(Data items)
────────────────────────────────────────

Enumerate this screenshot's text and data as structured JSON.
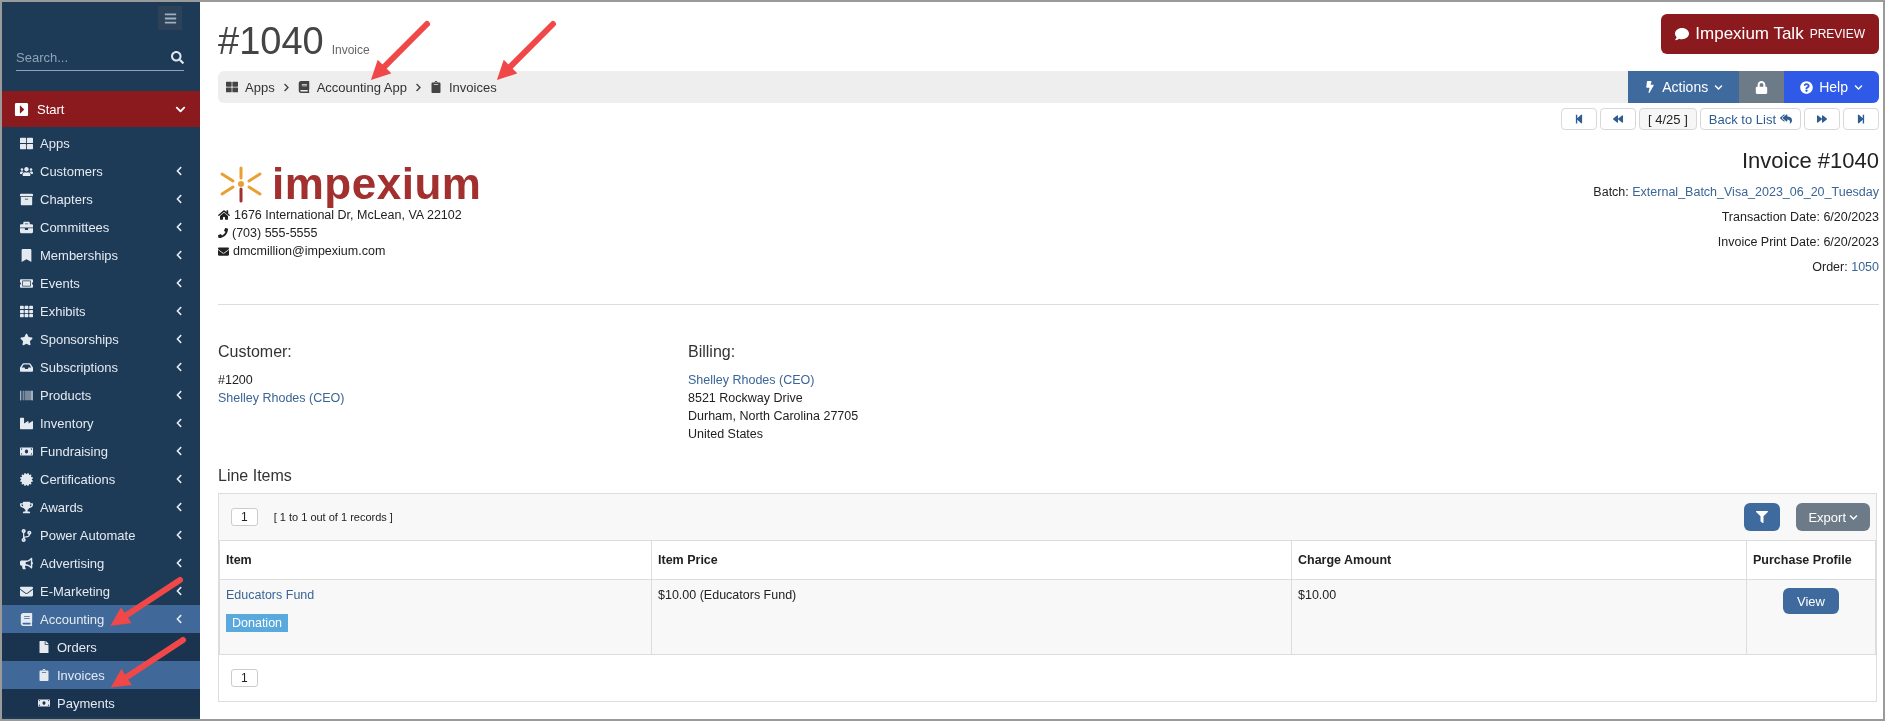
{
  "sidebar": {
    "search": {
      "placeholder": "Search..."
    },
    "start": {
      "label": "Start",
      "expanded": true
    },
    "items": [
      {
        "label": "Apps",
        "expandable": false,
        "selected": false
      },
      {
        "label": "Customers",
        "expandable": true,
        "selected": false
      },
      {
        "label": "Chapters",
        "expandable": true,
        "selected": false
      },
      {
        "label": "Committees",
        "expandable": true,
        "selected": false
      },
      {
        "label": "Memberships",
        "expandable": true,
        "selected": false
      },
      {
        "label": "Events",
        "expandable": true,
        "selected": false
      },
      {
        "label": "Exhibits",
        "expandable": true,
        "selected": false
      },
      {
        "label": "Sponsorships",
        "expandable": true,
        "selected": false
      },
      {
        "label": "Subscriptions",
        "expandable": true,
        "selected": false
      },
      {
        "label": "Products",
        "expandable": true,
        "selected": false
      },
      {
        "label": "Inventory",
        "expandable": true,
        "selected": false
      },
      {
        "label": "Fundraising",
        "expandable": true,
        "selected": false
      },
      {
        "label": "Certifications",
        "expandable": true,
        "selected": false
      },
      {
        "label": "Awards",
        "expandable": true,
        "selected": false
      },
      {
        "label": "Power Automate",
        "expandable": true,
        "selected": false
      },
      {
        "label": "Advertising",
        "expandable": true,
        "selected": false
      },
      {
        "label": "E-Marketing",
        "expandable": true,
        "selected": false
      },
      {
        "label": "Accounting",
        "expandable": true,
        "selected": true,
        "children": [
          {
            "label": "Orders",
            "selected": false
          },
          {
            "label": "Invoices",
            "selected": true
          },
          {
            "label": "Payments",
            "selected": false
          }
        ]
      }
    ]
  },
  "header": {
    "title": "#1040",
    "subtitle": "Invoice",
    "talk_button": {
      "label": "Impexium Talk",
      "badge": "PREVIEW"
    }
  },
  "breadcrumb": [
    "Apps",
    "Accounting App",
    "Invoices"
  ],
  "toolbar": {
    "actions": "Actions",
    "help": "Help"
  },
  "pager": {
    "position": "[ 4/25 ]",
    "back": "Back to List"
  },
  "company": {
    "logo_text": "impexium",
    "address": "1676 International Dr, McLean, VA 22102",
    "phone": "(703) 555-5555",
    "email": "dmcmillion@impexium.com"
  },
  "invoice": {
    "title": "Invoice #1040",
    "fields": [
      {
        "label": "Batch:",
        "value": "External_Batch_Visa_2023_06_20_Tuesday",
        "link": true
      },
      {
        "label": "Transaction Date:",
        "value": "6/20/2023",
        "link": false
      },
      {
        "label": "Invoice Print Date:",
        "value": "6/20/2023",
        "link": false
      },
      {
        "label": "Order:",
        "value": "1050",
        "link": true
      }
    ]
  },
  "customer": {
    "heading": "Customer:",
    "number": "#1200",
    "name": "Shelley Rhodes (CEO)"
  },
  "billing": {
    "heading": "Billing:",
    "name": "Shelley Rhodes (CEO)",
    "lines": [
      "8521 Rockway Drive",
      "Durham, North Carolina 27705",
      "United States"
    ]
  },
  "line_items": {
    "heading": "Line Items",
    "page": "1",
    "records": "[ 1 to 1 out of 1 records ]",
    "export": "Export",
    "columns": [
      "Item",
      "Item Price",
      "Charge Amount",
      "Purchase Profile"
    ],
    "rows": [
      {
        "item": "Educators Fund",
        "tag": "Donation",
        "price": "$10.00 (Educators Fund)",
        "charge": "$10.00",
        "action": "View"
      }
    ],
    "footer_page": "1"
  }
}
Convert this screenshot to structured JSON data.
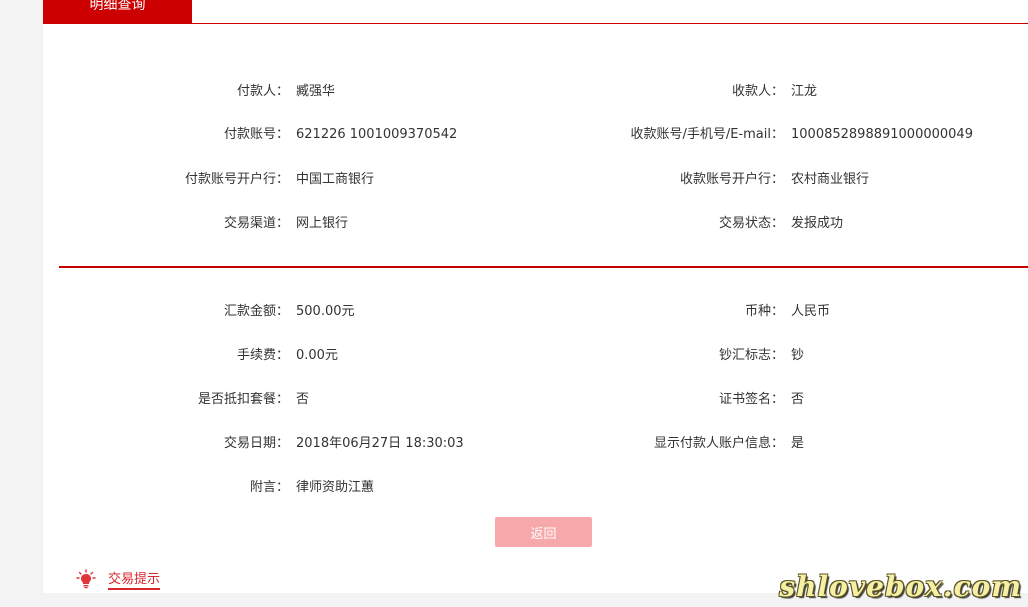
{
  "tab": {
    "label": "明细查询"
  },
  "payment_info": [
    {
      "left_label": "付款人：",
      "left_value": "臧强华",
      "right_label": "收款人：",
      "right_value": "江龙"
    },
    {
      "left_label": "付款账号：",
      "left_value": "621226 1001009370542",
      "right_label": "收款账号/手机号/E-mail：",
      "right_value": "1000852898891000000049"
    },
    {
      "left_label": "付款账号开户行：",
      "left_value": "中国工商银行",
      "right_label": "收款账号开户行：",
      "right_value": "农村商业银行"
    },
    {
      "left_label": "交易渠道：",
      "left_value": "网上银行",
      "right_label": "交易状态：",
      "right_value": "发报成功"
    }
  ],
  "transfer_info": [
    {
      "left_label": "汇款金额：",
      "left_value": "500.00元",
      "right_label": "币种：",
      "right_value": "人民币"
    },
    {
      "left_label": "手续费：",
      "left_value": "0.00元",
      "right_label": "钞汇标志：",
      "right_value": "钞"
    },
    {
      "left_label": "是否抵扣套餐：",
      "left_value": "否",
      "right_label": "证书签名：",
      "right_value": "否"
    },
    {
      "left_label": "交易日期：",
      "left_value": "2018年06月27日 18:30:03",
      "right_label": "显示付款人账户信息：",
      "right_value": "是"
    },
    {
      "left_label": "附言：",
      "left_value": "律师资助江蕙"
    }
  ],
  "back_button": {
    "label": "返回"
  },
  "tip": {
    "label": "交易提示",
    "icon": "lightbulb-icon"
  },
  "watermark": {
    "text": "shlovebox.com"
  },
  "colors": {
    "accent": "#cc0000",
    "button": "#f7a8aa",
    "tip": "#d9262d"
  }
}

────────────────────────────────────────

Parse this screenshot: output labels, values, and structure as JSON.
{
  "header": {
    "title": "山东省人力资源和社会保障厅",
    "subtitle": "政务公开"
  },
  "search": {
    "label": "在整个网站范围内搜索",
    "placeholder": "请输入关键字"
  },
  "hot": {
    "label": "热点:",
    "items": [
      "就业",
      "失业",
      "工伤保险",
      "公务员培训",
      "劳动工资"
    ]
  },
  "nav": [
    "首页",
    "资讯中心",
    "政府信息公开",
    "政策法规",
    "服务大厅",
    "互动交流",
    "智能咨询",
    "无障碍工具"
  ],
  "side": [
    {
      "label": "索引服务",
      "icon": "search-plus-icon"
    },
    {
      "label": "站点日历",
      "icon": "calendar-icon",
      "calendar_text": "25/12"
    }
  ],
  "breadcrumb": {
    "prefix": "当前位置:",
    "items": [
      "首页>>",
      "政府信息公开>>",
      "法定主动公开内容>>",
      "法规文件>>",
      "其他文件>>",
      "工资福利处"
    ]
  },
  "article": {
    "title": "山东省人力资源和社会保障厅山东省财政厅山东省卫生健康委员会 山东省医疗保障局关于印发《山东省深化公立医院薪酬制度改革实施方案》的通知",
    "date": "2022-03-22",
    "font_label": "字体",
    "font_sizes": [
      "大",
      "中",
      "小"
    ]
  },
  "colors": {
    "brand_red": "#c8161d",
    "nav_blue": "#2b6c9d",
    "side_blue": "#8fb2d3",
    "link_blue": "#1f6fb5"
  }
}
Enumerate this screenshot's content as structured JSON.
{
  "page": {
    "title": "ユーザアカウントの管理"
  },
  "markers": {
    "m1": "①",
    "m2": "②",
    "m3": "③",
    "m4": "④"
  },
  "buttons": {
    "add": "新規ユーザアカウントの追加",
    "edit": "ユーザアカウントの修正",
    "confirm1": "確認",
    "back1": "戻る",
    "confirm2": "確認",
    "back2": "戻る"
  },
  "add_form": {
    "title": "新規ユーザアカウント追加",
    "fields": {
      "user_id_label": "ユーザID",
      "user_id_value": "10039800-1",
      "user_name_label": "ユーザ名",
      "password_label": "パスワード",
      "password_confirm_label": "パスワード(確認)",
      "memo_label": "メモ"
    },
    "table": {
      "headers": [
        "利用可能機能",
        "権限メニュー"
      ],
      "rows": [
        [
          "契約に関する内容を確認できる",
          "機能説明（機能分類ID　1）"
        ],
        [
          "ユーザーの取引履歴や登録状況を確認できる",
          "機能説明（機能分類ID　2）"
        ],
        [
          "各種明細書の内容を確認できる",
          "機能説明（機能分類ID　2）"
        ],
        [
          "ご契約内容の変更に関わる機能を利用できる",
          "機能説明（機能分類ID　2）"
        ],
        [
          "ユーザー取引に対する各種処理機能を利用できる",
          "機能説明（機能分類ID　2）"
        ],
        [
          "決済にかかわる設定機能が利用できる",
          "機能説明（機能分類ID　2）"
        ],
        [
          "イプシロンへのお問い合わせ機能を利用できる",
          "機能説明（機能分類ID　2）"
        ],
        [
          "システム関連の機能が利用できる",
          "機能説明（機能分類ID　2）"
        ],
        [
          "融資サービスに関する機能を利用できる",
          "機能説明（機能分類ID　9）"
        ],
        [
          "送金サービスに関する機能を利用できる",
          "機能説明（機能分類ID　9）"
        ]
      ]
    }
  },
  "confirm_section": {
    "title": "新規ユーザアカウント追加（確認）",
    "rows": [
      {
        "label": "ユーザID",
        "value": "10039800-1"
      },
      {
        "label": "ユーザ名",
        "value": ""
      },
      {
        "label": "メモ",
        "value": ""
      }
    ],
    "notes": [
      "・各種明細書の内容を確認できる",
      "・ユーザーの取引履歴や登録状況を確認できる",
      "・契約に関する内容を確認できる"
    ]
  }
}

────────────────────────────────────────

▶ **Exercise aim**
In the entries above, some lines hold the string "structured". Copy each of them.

▶ **Reply to the task**
Enumerate this screenshot's text and data as structured JSON.
Convert this screenshot to structured JSON data.
Enumerate this screenshot's content as structured JSON.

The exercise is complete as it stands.